At the June joint board and committee meeting, the board of MTA outlined how Covid-19-related losses will account for 45.3% of MTA’s 2020 adopted budget. MTA is also expected to exhaust the congressional relief package provided under the Coronavirus Aid, Relief and Economic Security (Cares) Act by July, with 73% of the federal grant already used to cover operating expenses.

Ridership on the New York City subway dropped by up to 90% during the pandemic, although traffic has started to slowly recover, with the number of daily subway users surpassing one million for the first time since March on June 23.

The awarding of new Capital Programme contracts, which was temporarily put on hold in March, is now on hold indefinitely, with the exception of a traunch of 2015-19 projects that are being accelerated to take advantage of overnight closures and low ridership.

MTA has requested $US 3.9bn in additional emergency federal funding to address the shortfalls in 2020. The US House of Representatives has responded to this request by passing the $US 3 trillion Heroes Act, although this is held up in the US Senate.

In addition to the losses stemming from the reduction in passenger numbers, MTA also expects to spend $US 400m on direct Covid-19-related expenses this year, primarily on increased cleaning along with the purchase of personal protective equipment (PPE) and temperature checking equipment.

“MTA is facing unprecedented fiscal challenges stemming from this global pandemic, the likes of which we have never seen even in the 70s, 80s and the financial crisis of 2008,” says MTA chairman and CEO, Mr Patrick Foye. “In order for us to provide New Yorkers with the service required to restart the regional and national economies and the modernised transit system they deserve, it is imperative that the federal government step up, do the right thing and invest in the system to the tune of at least an additional $US 3.9bn now. The health of our city and region - and by extension our nation - depends on it."

“The reality is that the MTA is facing financial peril,” says MTA CFO, Mr Bob Foran. “If the Senate fails to follow the lead of the House of Representatives and neglects to deliver billions more in federal support, MTA will be unable to operate at the level needed to keep New York’s economy functioning where it needs to be to support the nation’s economy. The bottom line is that the financial health of the MTA is absolutely vital to the nation's economic recovery more broadly.”
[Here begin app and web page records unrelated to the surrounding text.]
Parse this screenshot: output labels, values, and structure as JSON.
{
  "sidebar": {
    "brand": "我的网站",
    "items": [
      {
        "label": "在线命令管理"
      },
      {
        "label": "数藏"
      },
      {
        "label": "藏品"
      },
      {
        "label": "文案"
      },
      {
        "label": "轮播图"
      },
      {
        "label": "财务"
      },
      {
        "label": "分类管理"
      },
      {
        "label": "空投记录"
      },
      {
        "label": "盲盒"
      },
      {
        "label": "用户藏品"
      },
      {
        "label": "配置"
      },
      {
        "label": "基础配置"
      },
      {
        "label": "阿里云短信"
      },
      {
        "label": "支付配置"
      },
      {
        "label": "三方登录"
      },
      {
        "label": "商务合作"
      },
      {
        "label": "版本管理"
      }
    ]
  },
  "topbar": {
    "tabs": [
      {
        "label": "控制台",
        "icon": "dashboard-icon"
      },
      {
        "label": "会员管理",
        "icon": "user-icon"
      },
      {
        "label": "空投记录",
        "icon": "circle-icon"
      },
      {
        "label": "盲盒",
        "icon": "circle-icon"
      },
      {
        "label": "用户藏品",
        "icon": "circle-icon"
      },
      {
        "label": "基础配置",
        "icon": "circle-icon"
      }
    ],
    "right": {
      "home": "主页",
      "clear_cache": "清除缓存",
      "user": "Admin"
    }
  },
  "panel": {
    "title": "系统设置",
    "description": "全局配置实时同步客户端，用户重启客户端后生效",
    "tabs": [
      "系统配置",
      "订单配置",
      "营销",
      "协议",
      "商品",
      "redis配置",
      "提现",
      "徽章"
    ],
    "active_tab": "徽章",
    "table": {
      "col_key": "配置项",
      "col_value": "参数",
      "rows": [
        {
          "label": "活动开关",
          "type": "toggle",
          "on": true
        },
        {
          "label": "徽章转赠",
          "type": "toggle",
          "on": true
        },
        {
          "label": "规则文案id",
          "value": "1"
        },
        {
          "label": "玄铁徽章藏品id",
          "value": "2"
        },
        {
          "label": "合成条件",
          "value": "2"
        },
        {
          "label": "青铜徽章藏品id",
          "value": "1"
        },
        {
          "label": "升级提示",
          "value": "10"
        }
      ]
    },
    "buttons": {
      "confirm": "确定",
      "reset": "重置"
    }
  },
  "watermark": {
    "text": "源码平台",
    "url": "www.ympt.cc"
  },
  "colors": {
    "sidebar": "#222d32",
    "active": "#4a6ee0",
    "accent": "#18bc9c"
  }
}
MTA says that if the federal funding is not provided, there are a number of options available to cover the shortfall, including wage freezes, delaying the start of new capital projects or reducing the scope of the 2020-2024 Capital Programme, as well as cutting non-personnel expense, reducing staff numbers, scheduled fare and toll increases, service reductions and long-term deficit financing.

Deficit financing would require additional funding to cover the debt service associated with such borrowing.

MTA would receive approximately 15% of the funds from the proposed Investing in a New Vision for the Environment and Surface Transportation in America (Invest in America) Act, which the house transportation committee proposed to replace the current surface transport authorisation, which expires on September 30.

However, with MTA carrying 40% of all mass transit passengers in the United States, the authority says the bill reduces MTA's share of transit funding. In addition, while providing some Covid-19 relief, the bill only provides $US 900m in 2021. MTA is currently using $US 700-800m per month from Cares funding and says the bill will not come close to meeting its needs.

The bill still requires senate approval, which looks unlikely at this stage, adding to the uncertainty over future funding ahead of the September 30 deadline.